This time it is resizing or rotating images using the right click context menu in Dolphin file manager. In previous posts I pointed out that this handy function has been left out of KDE completely, but at least in KDE 4 it was possible by using a little tool called KDE Image Menu (KIM).
KIM is still available from here:
There is a simple method to install KIM into Plasma 5 here:
But it didn't work.
So I unpacked KIM into my software folder, opened that folder in Dolphin, and opened the /src folder. Then I opened a terminal in that folder and did:
sudo cp kim_*.desktop /usr/share/kservices5/ServiceMenus/
Next I opened the /bin folder and opened a Terminal there and did:
sudo cp kim* /usr/bin/
Now I can select some images and right click to get this..
This makes a lot of my graphic work easy as well as being able to really quickly resize anything from a single file to a whole folder of images. It will also let me convert from jpg to png and many other formats as well as rotating and other operations.
Those pesky mouse trails. In Plasma 5, I would be working on something and move the mouse from one window to another or just move it while something was loading, and the mouse would leave annoying trails of its cursor all over the place. It seems to be a well known problem with on-board Intel graphics.
Eventually I found that playing with the display settings fixed it.
System Settings > Display and Monitor
The choose Compositor in the left pane.
I changed the settings to look like this.
KDE has had a wonderful screen shot program for a very long time, called Ksnapshot. For some reason that was not installed in my Mint 18.1 KDE, and I suspect it is because I had already been playing with XFCE and Cinnamon after I discovered all the things I didn't like about Plasma 5.
So I ended up installing ksnapshot using Synaptic.
Ksnapshot lets you choose a name for your screen shot. The default Gnome screen capture program uses a default name and date format. With Ksnapshot, firstly, it remembers whether you chose to capture the entire screen or just a region or a window, and the next time it will have that as the default. Secondly, it remembers the name you gave the last snapshot, and increments it by a number each time. If there is already a number in the name it uses that. But the smart thing to do is simply append a two digit number to the image name.
You can also just change the extension from the default .png, to .jpg or .pdf and so on.
I wrote in a previous post that I found how to turn on desktop scrolling through my work spaces. I still can't have a separate wallpaper for each desktop, but I can now scroll the mouse wheel on an uncovered part of the desktop, or on the workspace switcher in the panel. To make this easier I add either a short vertical panel to the right edge of the desktop, or something like Docky. This reserves a strip of desktop that is not covered by full screen windows, and this can be used to scroll the mouse on.
I generally run three or four 'Activities' as well. These do give me the option for different wallpaper on each activity, so I can tell at a glance which one I am on. Once you learn what they are and how to use them, Activities are a powerful tool in KDE/Plasma.

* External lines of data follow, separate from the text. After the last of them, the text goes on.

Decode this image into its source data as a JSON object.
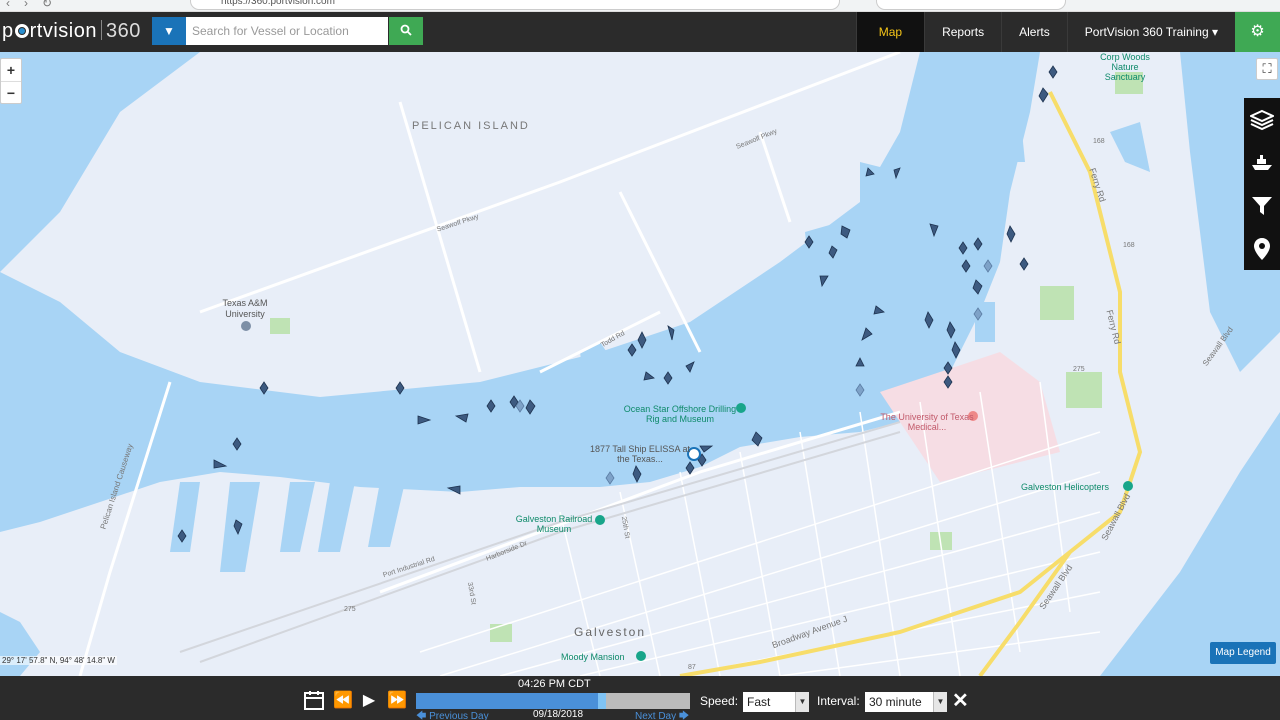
{
  "browser": {
    "url": "https://360.portvision.com"
  },
  "header": {
    "logo_text_a": "p",
    "logo_text_b": "rtvision",
    "logo_text_num": "360",
    "search_placeholder": "Search for Vessel or Location",
    "nav": [
      {
        "label": "Map",
        "active": true
      },
      {
        "label": "Reports"
      },
      {
        "label": "Alerts"
      },
      {
        "label": "PortVision 360 Training ▾"
      }
    ]
  },
  "map": {
    "zoom_in": "+",
    "zoom_out": "−",
    "legend_button": "Map Legend",
    "coordinates": "29° 17' 57.8\" N, 94° 48' 14.8\" W",
    "labels": {
      "pelican_island": "PELICAN ISLAND",
      "seawolf_1": "Seawolf Pkwy",
      "seawolf_2": "Seawolf Pkwy",
      "tamu": "Texas A&M University",
      "ocean_star": "Ocean Star Offshore Drilling Rig and Museum",
      "tall_ship": "1877 Tall Ship ELISSA at the Texas...",
      "utmb": "The University of Texas Medical...",
      "railroad": "Galveston Railroad Museum",
      "helicopters": "Galveston Helicopters",
      "galveston": "Galveston",
      "moody": "Moody Mansion",
      "corps": "Corp Woods Nature Sanctuary",
      "ferry_rd_1": "Ferry Rd",
      "ferry_rd_2": "Ferry Rd",
      "seawall_1": "Seawall Blvd",
      "seawall_2": "Seawall Blvd",
      "broadway": "Broadway Avenue J",
      "harborside": "Harborside Dr",
      "port_industrial": "Port Industrial Rd",
      "causeway": "Pelican Island Causeway",
      "todd_rd": "Todd Rd",
      "st25": "25th St",
      "st33": "33rd St",
      "r275a": "275",
      "r275b": "275",
      "r168a": "168",
      "r168b": "168",
      "r87": "87"
    }
  },
  "playback": {
    "time": "04:26 PM CDT",
    "progress": 0.68,
    "prev_day": "🡄 Previous Day",
    "date": "09/18/2018",
    "next_day": "Next Day 🡆",
    "speed_label": "Speed:",
    "speed_value": "Fast",
    "interval_label": "Interval:",
    "interval_value": "30 minute"
  },
  "colors": {
    "water": "#a8d4f5",
    "land": "#e8eef8",
    "accent_blue": "#1a73b8",
    "accent_green": "#3fa954",
    "active_nav": "#f5c518",
    "vessel": "#3d5a80"
  }
}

It is possible to set an activity up for a special task with particular windows and programs open on different workspaces. Do you can have a 'Study' Activity which, when you open it, has all the progams and folders you use for study, open and ready for action.
Everything else so far is still being sorted. There is a bug in Plasma somewhere that kills KODI for example, so for now if I want to run KODI I can either log out and log back in Cinnamon or XFCE, or reboot into Mint 17.3 KDE.
Overall though, I dislike the style and themes of Plasma 5, while I like some of the other practical aspects. I will continue exploring Plasma 5 on Mint 18.1 because once Mint 17.3 reaches its end of life I will not have much option. Cinnamon and XFCE feel horrible after using KDE for so long, and the Mate desktop is just plain awful from my point of view.